▸ Prompt
For this exercise, restate the records word for word.
[[ Dataset extract, beginning ]]
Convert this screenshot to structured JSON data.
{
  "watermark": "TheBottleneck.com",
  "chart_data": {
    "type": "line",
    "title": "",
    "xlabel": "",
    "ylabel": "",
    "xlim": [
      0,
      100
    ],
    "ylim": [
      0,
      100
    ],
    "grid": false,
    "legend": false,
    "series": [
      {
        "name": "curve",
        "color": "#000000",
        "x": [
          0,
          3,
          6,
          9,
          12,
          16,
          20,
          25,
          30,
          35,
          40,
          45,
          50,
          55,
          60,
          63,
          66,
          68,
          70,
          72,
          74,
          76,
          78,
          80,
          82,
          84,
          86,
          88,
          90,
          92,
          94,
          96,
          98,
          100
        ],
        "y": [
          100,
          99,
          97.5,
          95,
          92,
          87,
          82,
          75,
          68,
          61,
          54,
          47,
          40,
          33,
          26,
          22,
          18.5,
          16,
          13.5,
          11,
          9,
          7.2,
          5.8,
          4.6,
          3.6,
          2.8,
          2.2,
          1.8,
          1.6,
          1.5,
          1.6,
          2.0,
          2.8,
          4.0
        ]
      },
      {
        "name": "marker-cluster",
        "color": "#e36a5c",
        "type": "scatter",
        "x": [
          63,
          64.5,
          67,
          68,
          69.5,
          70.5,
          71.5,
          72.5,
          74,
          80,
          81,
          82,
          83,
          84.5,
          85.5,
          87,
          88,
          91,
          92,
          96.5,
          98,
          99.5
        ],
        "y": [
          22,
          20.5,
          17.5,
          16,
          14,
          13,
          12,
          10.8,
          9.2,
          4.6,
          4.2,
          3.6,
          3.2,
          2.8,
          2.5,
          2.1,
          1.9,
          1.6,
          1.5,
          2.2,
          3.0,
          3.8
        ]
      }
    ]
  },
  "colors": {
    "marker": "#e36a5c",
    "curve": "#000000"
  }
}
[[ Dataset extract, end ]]
▸ Result for this task
Convert this screenshot to structured JSON data.
{
  "watermark": "TheBottleneck.com",
  "chart_data": {
    "type": "line",
    "title": "",
    "xlabel": "",
    "ylabel": "",
    "xlim": [
      0,
      100
    ],
    "ylim": [
      0,
      100
    ],
    "grid": false,
    "legend": false,
    "series": [
      {
        "name": "curve",
        "color": "#000000",
        "x": [
          0,
          3,
          6,
          9,
          12,
          16,
          20,
          25,
          30,
          35,
          40,
          45,
          50,
          55,
          60,
          63,
          66,
          68,
          70,
          72,
          74,
          76,
          78,
          80,
          82,
          84,
          86,
          88,
          90,
          92,
          94,
          96,
          98,
          100
        ],
        "y": [
          100,
          99,
          97.5,
          95,
          92,
          87,
          82,
          75,
          68,
          61,
          54,
          47,
          40,
          33,
          26,
          22,
          18.5,
          16,
          13.5,
          11,
          9,
          7.2,
          5.8,
          4.6,
          3.6,
          2.8,
          2.2,
          1.8,
          1.6,
          1.5,
          1.6,
          2.0,
          2.8,
          4.0
        ]
      },
      {
        "name": "marker-cluster",
        "color": "#e36a5c",
        "type": "scatter",
        "x": [
          63,
          64.5,
          67,
          68,
          69.5,
          70.5,
          71.5,
          72.5,
          74,
          80,
          81,
          82,
          83,
          84.5,
          85.5,
          87,
          88,
          91,
          92,
          96.5,
          98,
          99.5
        ],
        "y": [
          22,
          20.5,
          17.5,
          16,
          14,
          13,
          12,
          10.8,
          9.2,
          4.6,
          4.2,
          3.6,
          3.2,
          2.8,
          2.5,
          2.1,
          1.9,
          1.6,
          1.5,
          2.2,
          3.0,
          3.8
        ]
      }
    ]
  },
  "colors": {
    "marker": "#e36a5c",
    "curve": "#000000"
  }
}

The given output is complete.